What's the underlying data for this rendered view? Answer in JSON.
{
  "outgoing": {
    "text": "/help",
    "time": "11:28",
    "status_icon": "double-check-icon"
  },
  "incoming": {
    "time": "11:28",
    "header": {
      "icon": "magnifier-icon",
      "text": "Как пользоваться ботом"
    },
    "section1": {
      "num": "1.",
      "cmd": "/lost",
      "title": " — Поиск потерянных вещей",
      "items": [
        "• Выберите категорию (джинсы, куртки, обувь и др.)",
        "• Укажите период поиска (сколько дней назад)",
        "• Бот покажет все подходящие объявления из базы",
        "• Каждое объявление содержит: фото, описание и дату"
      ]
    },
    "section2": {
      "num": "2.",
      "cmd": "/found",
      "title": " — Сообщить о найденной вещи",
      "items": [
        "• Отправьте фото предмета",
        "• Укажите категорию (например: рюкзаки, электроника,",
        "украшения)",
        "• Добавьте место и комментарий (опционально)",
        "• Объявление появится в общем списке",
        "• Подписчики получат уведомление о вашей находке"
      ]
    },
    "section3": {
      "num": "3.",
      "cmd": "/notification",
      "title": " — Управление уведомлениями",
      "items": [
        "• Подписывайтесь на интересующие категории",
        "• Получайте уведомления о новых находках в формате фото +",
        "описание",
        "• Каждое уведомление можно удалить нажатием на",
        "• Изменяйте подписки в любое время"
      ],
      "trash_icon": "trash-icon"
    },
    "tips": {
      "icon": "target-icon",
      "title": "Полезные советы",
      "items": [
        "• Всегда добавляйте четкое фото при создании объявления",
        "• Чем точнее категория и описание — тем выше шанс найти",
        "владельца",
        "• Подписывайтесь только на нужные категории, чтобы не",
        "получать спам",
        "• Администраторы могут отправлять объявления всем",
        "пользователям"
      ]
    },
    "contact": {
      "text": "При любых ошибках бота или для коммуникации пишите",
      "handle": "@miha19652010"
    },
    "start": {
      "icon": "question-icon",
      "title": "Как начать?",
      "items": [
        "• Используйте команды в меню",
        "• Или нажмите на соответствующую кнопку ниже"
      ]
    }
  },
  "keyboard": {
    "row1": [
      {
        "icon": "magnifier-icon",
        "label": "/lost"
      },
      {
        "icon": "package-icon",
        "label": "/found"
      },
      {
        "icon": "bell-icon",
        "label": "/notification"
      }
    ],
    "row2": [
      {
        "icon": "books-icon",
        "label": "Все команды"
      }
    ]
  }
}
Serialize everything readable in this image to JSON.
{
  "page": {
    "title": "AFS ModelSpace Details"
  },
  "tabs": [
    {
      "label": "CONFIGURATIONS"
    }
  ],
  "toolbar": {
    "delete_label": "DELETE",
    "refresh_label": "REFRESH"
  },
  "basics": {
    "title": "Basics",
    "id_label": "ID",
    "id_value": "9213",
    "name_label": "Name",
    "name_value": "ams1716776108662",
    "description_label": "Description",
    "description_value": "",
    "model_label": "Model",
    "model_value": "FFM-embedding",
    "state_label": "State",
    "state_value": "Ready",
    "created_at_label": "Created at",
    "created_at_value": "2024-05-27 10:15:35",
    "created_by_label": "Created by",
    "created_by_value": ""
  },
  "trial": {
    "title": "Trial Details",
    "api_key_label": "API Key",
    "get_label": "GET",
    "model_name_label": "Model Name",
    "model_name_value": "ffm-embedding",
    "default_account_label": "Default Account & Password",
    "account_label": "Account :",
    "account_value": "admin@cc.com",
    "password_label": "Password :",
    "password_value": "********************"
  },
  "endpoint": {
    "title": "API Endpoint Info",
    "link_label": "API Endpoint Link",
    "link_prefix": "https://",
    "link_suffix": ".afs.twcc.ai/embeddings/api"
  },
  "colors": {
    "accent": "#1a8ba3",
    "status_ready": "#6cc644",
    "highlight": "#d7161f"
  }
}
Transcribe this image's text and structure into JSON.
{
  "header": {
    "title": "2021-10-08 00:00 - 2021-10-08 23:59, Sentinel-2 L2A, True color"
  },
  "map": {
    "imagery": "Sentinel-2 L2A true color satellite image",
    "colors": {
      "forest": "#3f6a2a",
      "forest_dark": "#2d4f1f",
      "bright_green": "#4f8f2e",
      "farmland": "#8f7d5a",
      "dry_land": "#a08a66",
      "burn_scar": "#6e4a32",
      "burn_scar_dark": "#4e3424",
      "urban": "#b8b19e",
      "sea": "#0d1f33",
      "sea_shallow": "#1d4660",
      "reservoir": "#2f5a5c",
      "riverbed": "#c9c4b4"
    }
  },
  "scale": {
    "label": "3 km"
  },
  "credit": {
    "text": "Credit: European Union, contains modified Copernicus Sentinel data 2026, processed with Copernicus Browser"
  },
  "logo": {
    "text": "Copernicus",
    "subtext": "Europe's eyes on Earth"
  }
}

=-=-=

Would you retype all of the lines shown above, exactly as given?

What's the underlying data for this rendered view? Answer in JSON.
{
  "outgoing": {
    "text": "/help",
    "time": "11:28",
    "status_icon": "double-check-icon"
  },
  "incoming": {
    "time": "11:28",
    "header": {
      "icon": "magnifier-icon",
      "text": "Как пользоваться ботом"
    },
    "section1": {
      "num": "1.",
      "cmd": "/lost",
      "title": " — Поиск потерянных вещей",
      "items": [
        "• Выберите категорию (джинсы, куртки, обувь и др.)",
        "• Укажите период поиска (сколько дней назад)",
        "• Бот покажет все подходящие объявления из базы",
        "• Каждое объявление содержит: фото, описание и дату"
      ]
    },
    "section2": {
      "num": "2.",
      "cmd": "/found",
      "title": " — Сообщить о найденной вещи",
      "items": [
        "• Отправьте фото предмета",
        "• Укажите категорию (например: рюкзаки, электроника,",
        "украшения)",
        "• Добавьте место и комментарий (опционально)",
        "• Объявление появится в общем списке",
        "• Подписчики получат уведомление о вашей находке"
      ]
    },
    "section3": {
      "num": "3.",
      "cmd": "/notification",
      "title": " — Управление уведомлениями",
      "items": [
        "• Подписывайтесь на интересующие категории",
        "• Получайте уведомления о новых находках в формате фото +",
        "описание",
        "• Каждое уведомление можно удалить нажатием на",
        "• Изменяйте подписки в любое время"
      ],
      "trash_icon": "trash-icon"
    },
    "tips": {
      "icon": "target-icon",
      "title": "Полезные советы",
      "items": [
        "• Всегда добавляйте четкое фото при создании объявления",
        "• Чем точнее категория и описание — тем выше шанс найти",
        "владельца",
        "• Подписывайтесь только на нужные категории, чтобы не",
        "получать спам",
        "• Администраторы могут отправлять объявления всем",
        "пользователям"
      ]
    },
    "contact": {
      "text": "При любых ошибках бота или для коммуникации пишите",
      "handle": "@miha19652010"
    },
    "start": {
      "icon": "question-icon",
      "title": "Как начать?",
      "items": [
        "• Используйте команды в меню",
        "• Или нажмите на соответствующую кнопку ниже"
      ]
    }
  },
  "keyboard": {
    "row1": [
      {
        "icon": "magnifier-icon",
        "label": "/lost"
      },
      {
        "icon": "package-icon",
        "label": "/found"
      },
      {
        "icon": "bell-icon",
        "label": "/notification"
      }
    ],
    "row2": [
      {
        "icon": "books-icon",
        "label": "Все команды"
      }
    ]
  }
}
Serialize everything readable in this image to JSON.
{
  "page": {
    "title": "AFS ModelSpace Details"
  },
  "tabs": [
    {
      "label": "CONFIGURATIONS"
    }
  ],
  "toolbar": {
    "delete_label": "DELETE",
    "refresh_label": "REFRESH"
  },
  "basics": {
    "title": "Basics",
    "id_label": "ID",
    "id_value": "9213",
    "name_label": "Name",
    "name_value": "ams1716776108662",
    "description_label": "Description",
    "description_value": "",
    "model_label": "Model",
    "model_value": "FFM-embedding",
    "state_label": "State",
    "state_value": "Ready",
    "created_at_label": "Created at",
    "created_at_value": "2024-05-27 10:15:35",
    "created_by_label": "Created by",
    "created_by_value": ""
  },
  "trial": {
    "title": "Trial Details",
    "api_key_label": "API Key",
    "get_label": "GET",
    "model_name_label": "Model Name",
    "model_name_value": "ffm-embedding",
    "default_account_label": "Default Account & Password",
    "account_label": "Account :",
    "account_value": "admin@cc.com",
    "password_label": "Password :",
    "password_value": "********************"
  },
  "endpoint": {
    "title": "API Endpoint Info",
    "link_label": "API Endpoint Link",
    "link_prefix": "https://",
    "link_suffix": ".afs.twcc.ai/embeddings/api"
  },
  "colors": {
    "accent": "#1a8ba3",
    "status_ready": "#6cc644",
    "highlight": "#d7161f"
  }
}
Transcribe this image's text and structure into JSON.
{
  "header": {
    "title": "2021-10-08 00:00 - 2021-10-08 23:59, Sentinel-2 L2A, True color"
  },
  "map": {
    "imagery": "Sentinel-2 L2A true color satellite image",
    "colors": {
      "forest": "#3f6a2a",
      "forest_dark": "#2d4f1f",
      "bright_green": "#4f8f2e",
      "farmland": "#8f7d5a",
      "dry_land": "#a08a66",
      "burn_scar": "#6e4a32",
      "burn_scar_dark": "#4e3424",
      "urban": "#b8b19e",
      "sea": "#0d1f33",
      "sea_shallow": "#1d4660",
      "reservoir": "#2f5a5c",
      "riverbed": "#c9c4b4"
    }
  },
  "scale": {
    "label": "3 km"
  },
  "credit": {
    "text": "Credit: European Union, contains modified Copernicus Sentinel data 2026, processed with Copernicus Browser"
  },
  "logo": {
    "text": "Copernicus",
    "subtext": "Europe's eyes on Earth"
  }
}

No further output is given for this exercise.